That’s why the Trump reelection campaign has been selling Trump-branded plastic straws and promoting them online with the pitch “Liberal paper straws don’t work. STAND WITH PRESIDENT TRUMP and buy your pack of recyclable straws today.”

Setting aside the facts that paper straws work just fine and that Trump’s “laser engraved” plastic straws aren’t really recyclable, there’s a deeper problem here. This isn’t about straws, it’s about whether Americans are willing to evolve into better stewards of the natural world — or instead treat that very idea with contempt.


Similar to Trump’s speech on the environment a couple weeks earlier, where he falsely claimed credit for the “cleanest air” and most “crystal clear” water in the world (while ignoring climate change), there’s a prideful ignorance about how humans are affecting our world.  

Clearly, adding a disposable plastic straw to every beverage sold in this country was wasteful and mostly unnecessary. They all enter the stream of waste that fills our oceans, landscapes and landfills with plastic, often without ever being used or desired. 

Straws get ingested by marine life and add to the plastic accumulating in our oceans that’s expected to outweigh all the fish in the sea by 2050. So, cities and states around the country started passing laws banning their automatic dispersal, usually requiring diners to ask for them instead.

Fox News and other right-wing voices responded furiously, falsely accusing the cities of threatening to jail waiters (they didn’t) and undermining American values. Conservatives posted their plastic straw orders on social media and boasted about wantonly using them in response to articles about ocean plastic pollution.

Straws became a symbol of defiance and disdain. So, the Trump campaign is selling packs of 10 “Trump straws” for $15 and crowing about it on Twitter. Trump campaign manager Brad Pascale tweeted last week, “Making Straws Great Again,”


Plastic straw bans obviously won’t by themselves solve the plastic pollution crisis. Still, it’s a step in the right direction, and making diners ask for them just doesn’t seem like a big deal.

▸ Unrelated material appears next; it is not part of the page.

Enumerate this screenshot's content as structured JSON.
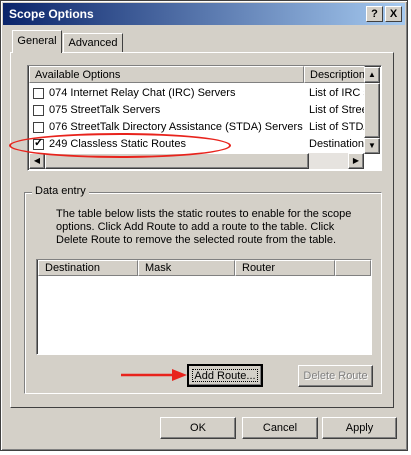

But I’m far more concerned about the industry’s effort to steeply increase plastic production using our oversupply of fracked natural gas, all under pollution regulations that haven’t been updated since Reagan was president. This reckless expansion will dramatically increase the mountain of plastic packaging we have to deal with.

As my colleague wrote earlier this year, “Dozens of U.S. cities made 2018 the year of the plastic straw ban. But if we really want to reduce the plastic pollution rapidly amassing in our oceans, 2019 must be the year we challenge the fossil fuel industry’s plan to aggressively expand plastic production.”

That’s exactly what we and more than 270 other organizations did this week when we filed a legal petition demanding the EPA update its water pollution rules to ban the release of plastic pellets and the most toxic chemicals from petrochemical plants that make plastic.

Trump and his people can keep sucking plastic straws and pretend that’s some kind of rebellion instead of just willful wastefulness. Or Trump and his EPA appointees can act on a petition that really will help prevent pollution of our rivers, bays and oceans. 

Miyoko Sakashita is director of the Center for Biological Diversity’s oceans program.